Return the entries that follow exactly, with no images.

### SOURCE INFORMATION

___

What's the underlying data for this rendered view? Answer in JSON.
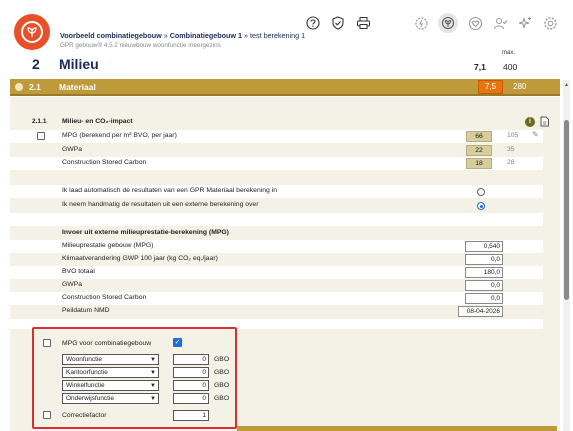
{
  "header": {
    "breadcrumb_project": "Voorbeeld combinatiegebouw",
    "breadcrumb_sep1": "»",
    "breadcrumb_building": "Combinatiegebouw 1",
    "breadcrumb_sep2": "»",
    "breadcrumb_calc": "test berekening 1",
    "subtitle": "GPR gebouw® 4.5.2 nieuwbouw woonfunctie meergezins",
    "section_number": "2",
    "section_title": "Milieu",
    "max_label": "max.",
    "score": "7,1",
    "max_score": "400"
  },
  "toolbar_icons": [
    "help-icon",
    "shield-check-icon",
    "print-icon"
  ],
  "module_icons": [
    "energy-gear-icon",
    "milieu-leaf-icon",
    "health-heart-icon",
    "user-quality-icon",
    "future-sparkle-icon",
    "settings-icon"
  ],
  "section": {
    "number": "2.1",
    "title": "Materiaal",
    "score": "7,5",
    "max": "280",
    "accent_color": "#bf9a3a",
    "score_color": "#e8740c"
  },
  "impact": {
    "number": "2.1.1",
    "title": "Milieu- en CO₂-impact",
    "rows": [
      {
        "label": "MPG (berekend per m² BVO, per jaar)",
        "score": "66",
        "max": "105"
      },
      {
        "label": "GWPa",
        "score": "22",
        "max": "35"
      },
      {
        "label": "Construction Stored Carbon",
        "score": "18",
        "max": "28"
      }
    ]
  },
  "options": {
    "auto_label": "Ik laad automatisch de resultaten van een GPR Materiaal berekening in",
    "manual_label": "Ik neem handmatig de resultaten uit een externe berekening over",
    "selected": "manual"
  },
  "external": {
    "heading": "Invoer uit externe milieuprestatie-berekening (MPG)",
    "fields": [
      {
        "label": "Milieuprestatie gebouw (MPG)",
        "value": "0,540"
      },
      {
        "label": "Klimaatverandering GWP 100 jaar (kg CO₂ eq./jaar)",
        "value": "0,0"
      },
      {
        "label": "BVO totaal",
        "value": "180,0"
      },
      {
        "label": "GWPa",
        "value": "0,0"
      },
      {
        "label": "Construction Stored Carbon",
        "value": "0,0"
      },
      {
        "label": "Peildatum NMD",
        "value": "08-04-2026"
      }
    ]
  },
  "combination": {
    "mpg_label": "MPG voor combinatiegebouw",
    "mpg_checked": true,
    "functions": [
      {
        "name": "Woonfunctie",
        "value": "0",
        "unit": "GBO"
      },
      {
        "name": "Kantoorfunctie",
        "value": "0",
        "unit": "GBO"
      },
      {
        "name": "Winkelfunctie",
        "value": "0",
        "unit": "GBO"
      },
      {
        "name": "Onderwijsfunctie",
        "value": "0",
        "unit": "GBO"
      }
    ],
    "correction_label": "Correctiefactor",
    "correction_value": "1"
  },
  "info_icon_label": "i"
}
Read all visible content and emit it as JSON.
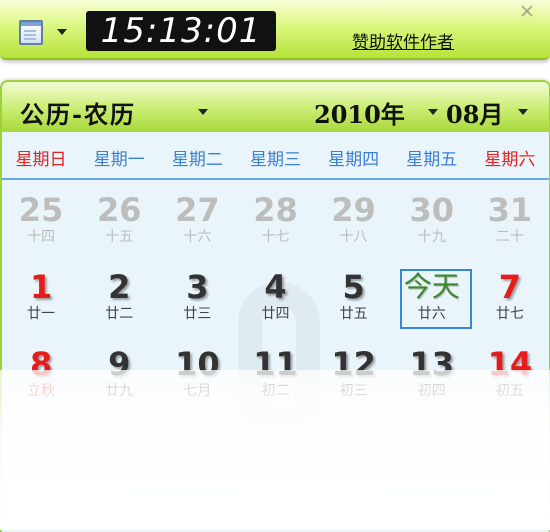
{
  "topbar": {
    "menu_icon": "document-icon",
    "clock_text": "15:13:01",
    "sponsor_link": "赞助软件作者"
  },
  "calendar": {
    "mode_label": "公历-农历",
    "year_label": "2010年",
    "month_label": "08月",
    "weekdays": [
      "星期日",
      "星期一",
      "星期二",
      "星期三",
      "星期四",
      "星期五",
      "星期六"
    ],
    "weeks": [
      [
        {
          "num": "25",
          "lunar": "十四",
          "other": true
        },
        {
          "num": "26",
          "lunar": "十五",
          "other": true
        },
        {
          "num": "27",
          "lunar": "十六",
          "other": true
        },
        {
          "num": "28",
          "lunar": "十七",
          "other": true
        },
        {
          "num": "29",
          "lunar": "十八",
          "other": true
        },
        {
          "num": "30",
          "lunar": "十九",
          "other": true
        },
        {
          "num": "31",
          "lunar": "二十",
          "other": true
        }
      ],
      [
        {
          "num": "1",
          "lunar": "廿一",
          "red": true
        },
        {
          "num": "2",
          "lunar": "廿二"
        },
        {
          "num": "3",
          "lunar": "廿三"
        },
        {
          "num": "4",
          "lunar": "廿四"
        },
        {
          "num": "5",
          "lunar": "廿五"
        },
        {
          "num": "今天",
          "lunar": "廿六",
          "today": true
        },
        {
          "num": "7",
          "lunar": "廿七",
          "red": true
        }
      ],
      [
        {
          "num": "8",
          "lunar": "立秋",
          "red": true,
          "term": true
        },
        {
          "num": "9",
          "lunar": "廿九"
        },
        {
          "num": "10",
          "lunar": "七月"
        },
        {
          "num": "11",
          "lunar": "初二"
        },
        {
          "num": "12",
          "lunar": "初三"
        },
        {
          "num": "13",
          "lunar": "初四"
        },
        {
          "num": "14",
          "lunar": "初五",
          "red": true
        }
      ]
    ]
  },
  "colors": {
    "accent_green": "#a8d93a",
    "weekday_blue": "#3b7fd1",
    "holiday_red": "#e81b1b",
    "today_border": "#3a86d6"
  }
}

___

### TASK RESPONSE
What's the underlying data for this rendered view? Answer in JSON.
{
  "header": {
    "breadcrumb_project": "Voorbeeld combinatiegebouw",
    "breadcrumb_sep1": "»",
    "breadcrumb_building": "Combinatiegebouw 1",
    "breadcrumb_sep2": "»",
    "breadcrumb_calc": "test berekening 1",
    "subtitle": "GPR gebouw® 4.5.2 nieuwbouw woonfunctie meergezins",
    "section_number": "2",
    "section_title": "Milieu",
    "max_label": "max.",
    "score": "7,1",
    "max_score": "400"
  },
  "toolbar_icons": [
    "help-icon",
    "shield-check-icon",
    "print-icon"
  ],
  "module_icons": [
    "energy-gear-icon",
    "milieu-leaf-icon",
    "health-heart-icon",
    "user-quality-icon",
    "future-sparkle-icon",
    "settings-icon"
  ],
  "section": {
    "number": "2.1",
    "title": "Materiaal",
    "score": "7,5",
    "max": "280",
    "accent_color": "#bf9a3a",
    "score_color": "#e8740c"
  },
  "impact": {
    "number": "2.1.1",
    "title": "Milieu- en CO₂-impact",
    "rows": [
      {
        "label": "MPG (berekend per m² BVO, per jaar)",
        "score": "66",
        "max": "105"
      },
      {
        "label": "GWPa",
        "score": "22",
        "max": "35"
      },
      {
        "label": "Construction Stored Carbon",
        "score": "18",
        "max": "28"
      }
    ]
  },
  "options": {
    "auto_label": "Ik laad automatisch de resultaten van een GPR Materiaal berekening in",
    "manual_label": "Ik neem handmatig de resultaten uit een externe berekening over",
    "selected": "manual"
  },
  "external": {
    "heading": "Invoer uit externe milieuprestatie-berekening (MPG)",
    "fields": [
      {
        "label": "Milieuprestatie gebouw (MPG)",
        "value": "0,540"
      },
      {
        "label": "Klimaatverandering GWP 100 jaar (kg CO₂ eq./jaar)",
        "value": "0,0"
      },
      {
        "label": "BVO totaal",
        "value": "180,0"
      },
      {
        "label": "GWPa",
        "value": "0,0"
      },
      {
        "label": "Construction Stored Carbon",
        "value": "0,0"
      },
      {
        "label": "Peildatum NMD",
        "value": "08-04-2026"
      }
    ]
  },
  "combination": {
    "mpg_label": "MPG voor combinatiegebouw",
    "mpg_checked": true,
    "functions": [
      {
        "name": "Woonfunctie",
        "value": "0",
        "unit": "GBO"
      },
      {
        "name": "Kantoorfunctie",
        "value": "0",
        "unit": "GBO"
      },
      {
        "name": "Winkelfunctie",
        "value": "0",
        "unit": "GBO"
      },
      {
        "name": "Onderwijsfunctie",
        "value": "0",
        "unit": "GBO"
      }
    ],
    "correction_label": "Correctiefactor",
    "correction_value": "1"
  },
  "info_icon_label": "i"
}
Read all visible content and emit it as JSON.
{
  "topbar": {
    "menu_icon": "document-icon",
    "clock_text": "15:13:01",
    "sponsor_link": "赞助软件作者"
  },
  "calendar": {
    "mode_label": "公历-农历",
    "year_label": "2010年",
    "month_label": "08月",
    "weekdays": [
      "星期日",
      "星期一",
      "星期二",
      "星期三",
      "星期四",
      "星期五",
      "星期六"
    ],
    "weeks": [
      [
        {
          "num": "25",
          "lunar": "十四",
          "other": true
        },
        {
          "num": "26",
          "lunar": "十五",
          "other": true
        },
        {
          "num": "27",
          "lunar": "十六",
          "other": true
        },
        {
          "num": "28",
          "lunar": "十七",
          "other": true
        },
        {
          "num": "29",
          "lunar": "十八",
          "other": true
        },
        {
          "num": "30",
          "lunar": "十九",
          "other": true
        },
        {
          "num": "31",
          "lunar": "二十",
          "other": true
        }
      ],
      [
        {
          "num": "1",
          "lunar": "廿一",
          "red": true
        },
        {
          "num": "2",
          "lunar": "廿二"
        },
        {
          "num": "3",
          "lunar": "廿三"
        },
        {
          "num": "4",
          "lunar": "廿四"
        },
        {
          "num": "5",
          "lunar": "廿五"
        },
        {
          "num": "今天",
          "lunar": "廿六",
          "today": true
        },
        {
          "num": "7",
          "lunar": "廿七",
          "red": true
        }
      ],
      [
        {
          "num": "8",
          "lunar": "立秋",
          "red": true,
          "term": true
        },
        {
          "num": "9",
          "lunar": "廿九"
        },
        {
          "num": "10",
          "lunar": "七月"
        },
        {
          "num": "11",
          "lunar": "初二"
        },
        {
          "num": "12",
          "lunar": "初三"
        },
        {
          "num": "13",
          "lunar": "初四"
        },
        {
          "num": "14",
          "lunar": "初五",
          "red": true
        }
      ]
    ]
  },
  "colors": {
    "accent_green": "#a8d93a",
    "weekday_blue": "#3b7fd1",
    "holiday_red": "#e81b1b",
    "today_border": "#3a86d6"
  }
}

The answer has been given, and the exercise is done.